(The records):
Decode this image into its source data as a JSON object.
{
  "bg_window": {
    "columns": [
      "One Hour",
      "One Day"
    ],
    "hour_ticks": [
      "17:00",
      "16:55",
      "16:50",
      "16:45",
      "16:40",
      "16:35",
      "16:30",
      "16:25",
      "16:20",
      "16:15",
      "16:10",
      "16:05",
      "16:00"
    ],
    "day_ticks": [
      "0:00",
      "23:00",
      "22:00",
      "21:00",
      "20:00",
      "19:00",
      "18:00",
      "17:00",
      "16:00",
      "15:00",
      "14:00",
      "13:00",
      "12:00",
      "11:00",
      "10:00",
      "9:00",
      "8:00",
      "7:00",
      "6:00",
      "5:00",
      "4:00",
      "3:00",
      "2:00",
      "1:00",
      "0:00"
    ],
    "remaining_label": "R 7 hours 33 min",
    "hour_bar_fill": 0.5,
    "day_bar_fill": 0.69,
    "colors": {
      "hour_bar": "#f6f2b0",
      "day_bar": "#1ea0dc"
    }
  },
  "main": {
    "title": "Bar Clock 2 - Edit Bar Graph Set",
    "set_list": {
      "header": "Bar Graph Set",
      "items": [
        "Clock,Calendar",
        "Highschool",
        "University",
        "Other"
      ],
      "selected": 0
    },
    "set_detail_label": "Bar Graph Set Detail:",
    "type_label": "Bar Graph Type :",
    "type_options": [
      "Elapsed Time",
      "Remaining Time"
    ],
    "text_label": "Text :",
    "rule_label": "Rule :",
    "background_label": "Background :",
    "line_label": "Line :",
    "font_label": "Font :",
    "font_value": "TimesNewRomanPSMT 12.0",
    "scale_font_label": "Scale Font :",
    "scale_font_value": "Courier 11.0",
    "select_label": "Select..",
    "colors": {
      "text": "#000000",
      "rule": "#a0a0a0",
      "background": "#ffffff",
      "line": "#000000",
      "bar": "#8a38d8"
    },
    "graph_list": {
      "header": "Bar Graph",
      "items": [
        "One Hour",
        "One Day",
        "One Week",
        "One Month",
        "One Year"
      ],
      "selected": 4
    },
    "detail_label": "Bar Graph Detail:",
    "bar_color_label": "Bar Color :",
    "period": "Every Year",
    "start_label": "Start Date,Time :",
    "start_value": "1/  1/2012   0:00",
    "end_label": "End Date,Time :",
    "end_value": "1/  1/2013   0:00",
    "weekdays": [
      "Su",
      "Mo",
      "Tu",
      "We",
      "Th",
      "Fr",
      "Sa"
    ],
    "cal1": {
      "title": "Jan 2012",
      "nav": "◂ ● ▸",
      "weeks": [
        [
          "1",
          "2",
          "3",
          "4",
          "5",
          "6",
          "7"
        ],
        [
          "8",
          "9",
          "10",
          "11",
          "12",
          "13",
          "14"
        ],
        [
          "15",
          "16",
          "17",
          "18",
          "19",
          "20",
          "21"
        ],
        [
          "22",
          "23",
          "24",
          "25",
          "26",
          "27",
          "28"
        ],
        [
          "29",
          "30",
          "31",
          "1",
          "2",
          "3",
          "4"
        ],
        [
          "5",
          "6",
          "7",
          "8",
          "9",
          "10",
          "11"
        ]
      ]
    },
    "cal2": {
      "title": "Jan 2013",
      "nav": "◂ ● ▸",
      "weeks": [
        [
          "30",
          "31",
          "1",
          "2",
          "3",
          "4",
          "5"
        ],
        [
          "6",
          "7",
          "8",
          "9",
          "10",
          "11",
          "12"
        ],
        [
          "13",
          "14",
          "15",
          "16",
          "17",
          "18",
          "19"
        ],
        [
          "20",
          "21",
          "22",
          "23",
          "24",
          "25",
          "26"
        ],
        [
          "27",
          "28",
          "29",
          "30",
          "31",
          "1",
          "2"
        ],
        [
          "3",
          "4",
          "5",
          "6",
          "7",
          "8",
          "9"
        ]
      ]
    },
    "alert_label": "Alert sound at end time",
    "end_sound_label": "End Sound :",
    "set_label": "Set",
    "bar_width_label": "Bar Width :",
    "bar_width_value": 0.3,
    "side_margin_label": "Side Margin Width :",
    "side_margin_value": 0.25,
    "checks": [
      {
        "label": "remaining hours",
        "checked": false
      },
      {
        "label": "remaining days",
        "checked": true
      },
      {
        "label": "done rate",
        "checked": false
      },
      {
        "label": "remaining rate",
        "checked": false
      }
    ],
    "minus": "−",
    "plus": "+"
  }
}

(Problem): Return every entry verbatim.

(Answer to this exercise):
Decode this image into its source data as a JSON object.
{
  "bg_window": {
    "columns": [
      "One Hour",
      "One Day"
    ],
    "hour_ticks": [
      "17:00",
      "16:55",
      "16:50",
      "16:45",
      "16:40",
      "16:35",
      "16:30",
      "16:25",
      "16:20",
      "16:15",
      "16:10",
      "16:05",
      "16:00"
    ],
    "day_ticks": [
      "0:00",
      "23:00",
      "22:00",
      "21:00",
      "20:00",
      "19:00",
      "18:00",
      "17:00",
      "16:00",
      "15:00",
      "14:00",
      "13:00",
      "12:00",
      "11:00",
      "10:00",
      "9:00",
      "8:00",
      "7:00",
      "6:00",
      "5:00",
      "4:00",
      "3:00",
      "2:00",
      "1:00",
      "0:00"
    ],
    "remaining_label": "R 7 hours 33 min",
    "hour_bar_fill": 0.5,
    "day_bar_fill": 0.69,
    "colors": {
      "hour_bar": "#f6f2b0",
      "day_bar": "#1ea0dc"
    }
  },
  "main": {
    "title": "Bar Clock 2 - Edit Bar Graph Set",
    "set_list": {
      "header": "Bar Graph Set",
      "items": [
        "Clock,Calendar",
        "Highschool",
        "University",
        "Other"
      ],
      "selected": 0
    },
    "set_detail_label": "Bar Graph Set Detail:",
    "type_label": "Bar Graph Type :",
    "type_options": [
      "Elapsed Time",
      "Remaining Time"
    ],
    "text_label": "Text :",
    "rule_label": "Rule :",
    "background_label": "Background :",
    "line_label": "Line :",
    "font_label": "Font :",
    "font_value": "TimesNewRomanPSMT 12.0",
    "scale_font_label": "Scale Font :",
    "scale_font_value": "Courier 11.0",
    "select_label": "Select..",
    "colors": {
      "text": "#000000",
      "rule": "#a0a0a0",
      "background": "#ffffff",
      "line": "#000000",
      "bar": "#8a38d8"
    },
    "graph_list": {
      "header": "Bar Graph",
      "items": [
        "One Hour",
        "One Day",
        "One Week",
        "One Month",
        "One Year"
      ],
      "selected": 4
    },
    "detail_label": "Bar Graph Detail:",
    "bar_color_label": "Bar Color :",
    "period": "Every Year",
    "start_label": "Start Date,Time :",
    "start_value": "1/  1/2012   0:00",
    "end_label": "End Date,Time :",
    "end_value": "1/  1/2013   0:00",
    "weekdays": [
      "Su",
      "Mo",
      "Tu",
      "We",
      "Th",
      "Fr",
      "Sa"
    ],
    "cal1": {
      "title": "Jan 2012",
      "nav": "◂ ● ▸",
      "weeks": [
        [
          "1",
          "2",
          "3",
          "4",
          "5",
          "6",
          "7"
        ],
        [
          "8",
          "9",
          "10",
          "11",
          "12",
          "13",
          "14"
        ],
        [
          "15",
          "16",
          "17",
          "18",
          "19",
          "20",
          "21"
        ],
        [
          "22",
          "23",
          "24",
          "25",
          "26",
          "27",
          "28"
        ],
        [
          "29",
          "30",
          "31",
          "1",
          "2",
          "3",
          "4"
        ],
        [
          "5",
          "6",
          "7",
          "8",
          "9",
          "10",
          "11"
        ]
      ]
    },
    "cal2": {
      "title": "Jan 2013",
      "nav": "◂ ● ▸",
      "weeks": [
        [
          "30",
          "31",
          "1",
          "2",
          "3",
          "4",
          "5"
        ],
        [
          "6",
          "7",
          "8",
          "9",
          "10",
          "11",
          "12"
        ],
        [
          "13",
          "14",
          "15",
          "16",
          "17",
          "18",
          "19"
        ],
        [
          "20",
          "21",
          "22",
          "23",
          "24",
          "25",
          "26"
        ],
        [
          "27",
          "28",
          "29",
          "30",
          "31",
          "1",
          "2"
        ],
        [
          "3",
          "4",
          "5",
          "6",
          "7",
          "8",
          "9"
        ]
      ]
    },
    "alert_label": "Alert sound at end time",
    "end_sound_label": "End Sound :",
    "set_label": "Set",
    "bar_width_label": "Bar Width :",
    "bar_width_value": 0.3,
    "side_margin_label": "Side Margin Width :",
    "side_margin_value": 0.25,
    "checks": [
      {
        "label": "remaining hours",
        "checked": false
      },
      {
        "label": "remaining days",
        "checked": true
      },
      {
        "label": "done rate",
        "checked": false
      },
      {
        "label": "remaining rate",
        "checked": false
      }
    ],
    "minus": "−",
    "plus": "+"
  }
}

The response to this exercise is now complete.